For centuries, Thai men have covered their bodies with protective tattoos. Old temple murals show epic scenes of swords breaking apart when hitting a tattooed soldier’s skin. The tradition was handed down by generations of both monks and laymen who create the tattoos and empower them with special prayers.
Dating from the Angkorian period (1590th to 1605th centuries), the spiritual tradition of the Yantra or the Sak Yant tattoo (sak means to mark, and yant is a derivative of the word yantra, referring to a geometric design of square shape) was practiced throughout all of South East Asia and in particular Cambodia, Burma, Laos and Thailand. The earliest historical evidence of Sak yant in Thailand dates back to the reign of King Naresuan Maharaj (who reigned 1590 to 1605). This was a period when the kingdom of Ayuthaya was engaged in a long struggle with the Burmese. Warriors who wore Yantra tattoos and also wore sua yant (Shirts covered with talismanic yantra patterns) tended to repel blows.
Since yantras can be drawn on cloth, paper, wood or sheets of metal, most Thais opt for this option to protect themselves from harm and improve their fortunes. The yantras are placed in cars and homes, or even worn as amulets. In Thai society, tattoos are still very much associated with the lower echelons of society and the criminal underworld. Young men wishing to join the police or army are refused if they have tattoos; once accepted though, they can get tattoos done.
Nonetheless, yantra tattoos are engrained in everyday Thai life and spirituality; they are thought of as a physical connection with powerful spirits. In a culture that is still deeply rooted in superstition, a renewed interest in the practice is attracting men and women alike. Yantra tattoos are going more mainstream, along the lines of western tattooing.

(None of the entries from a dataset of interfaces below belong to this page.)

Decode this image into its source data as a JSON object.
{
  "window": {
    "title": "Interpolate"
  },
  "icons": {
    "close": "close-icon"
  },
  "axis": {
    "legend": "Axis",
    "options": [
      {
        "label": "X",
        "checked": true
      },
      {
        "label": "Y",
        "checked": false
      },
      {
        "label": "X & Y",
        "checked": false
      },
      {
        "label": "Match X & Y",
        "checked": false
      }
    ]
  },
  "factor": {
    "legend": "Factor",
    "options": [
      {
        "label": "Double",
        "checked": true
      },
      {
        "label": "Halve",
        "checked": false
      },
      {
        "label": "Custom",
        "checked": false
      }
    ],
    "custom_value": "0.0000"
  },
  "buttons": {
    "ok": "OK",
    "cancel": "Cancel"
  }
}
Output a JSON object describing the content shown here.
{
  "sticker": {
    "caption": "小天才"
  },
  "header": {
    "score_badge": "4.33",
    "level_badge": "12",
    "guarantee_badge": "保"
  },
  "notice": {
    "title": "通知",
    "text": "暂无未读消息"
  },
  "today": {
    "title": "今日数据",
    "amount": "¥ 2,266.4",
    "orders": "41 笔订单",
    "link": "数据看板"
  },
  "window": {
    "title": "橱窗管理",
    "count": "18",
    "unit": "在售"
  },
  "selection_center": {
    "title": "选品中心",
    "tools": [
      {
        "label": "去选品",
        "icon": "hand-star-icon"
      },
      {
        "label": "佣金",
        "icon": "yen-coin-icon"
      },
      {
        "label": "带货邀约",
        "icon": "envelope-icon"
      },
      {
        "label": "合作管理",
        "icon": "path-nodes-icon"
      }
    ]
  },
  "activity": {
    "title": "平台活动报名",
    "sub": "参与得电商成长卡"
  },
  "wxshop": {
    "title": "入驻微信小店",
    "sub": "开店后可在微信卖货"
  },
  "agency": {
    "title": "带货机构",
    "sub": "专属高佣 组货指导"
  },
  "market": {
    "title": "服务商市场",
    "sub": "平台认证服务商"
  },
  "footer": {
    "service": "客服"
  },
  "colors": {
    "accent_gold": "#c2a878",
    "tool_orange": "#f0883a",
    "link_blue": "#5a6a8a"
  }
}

Yantra tattoos use scripts based on an ancient Khmer language known as Khom and Pali (the language used in Theravada Buddhist scripture). The tattoos are a testament to the complex spiritual makeup of Thailand, blending elements of Hindu, Buddhist, Brahmin and animist traditions, depicting mythical creatures as well as characters from the Ramakien (Thailand’s version of the Hindu epic the Ramayana).
The designs of the yantras are created to impart protective powers. Thais believe they can protect them from weapons and accidents, ghosts, demons and evil spirits, they can produce love, charm and attraction, help them become more popular, improve their speech, (rumor has it that many politicians use this form of yantras) others think they provide protection against disease and bad luck.
Masters separate yantra tattoos into categories; Kong Grapan (invincibility), Klaew Klaad (Evasion), Choke Laap (good fortune), Maha Sanaeh (attraction and charm), Metta Maha Niyom, (likeability), Maha Amnaj (power over others). The list of yantras and their specific uses is almost endless, from keeping a baby safe in the crib, to making a happily married couple separate as well as helping farmers with their crops, and aiding elephant herders tame the animals.
The list of yantras and their specific uses is endless, from keeping a newborn baby safe in its cradle, making a separated couple a happy married couple, as well as helping farmers with their crops, and assisting elephant keepers with domesticating. animals.
Bangkok, today is a city where the unspoken is all too obvious. Stories remain untold, and dilemmas unsolved. There are a lot of loose ends here, old ideas clash with new ones, mostly behind closed doors. Yet the city invites expression, lends itself as a stage, on rooftops, on abandoned land, in the streets… Thai choreographer Jitti Chompee and French-British artist Cedric Arnold collaborated to capture what ultimately can only, for now, be an urban legend not yet told… Using unfinished white masks, usually heavily decorated for classic Khon dance performances as well as blending classic Khon inspired hand gestures with contemporary dance in Bangkok’s urban theatre, Jitti and Cedric initiated a conversation, and ultimately, a clash of ideas between generations that can not yet be fully recounted.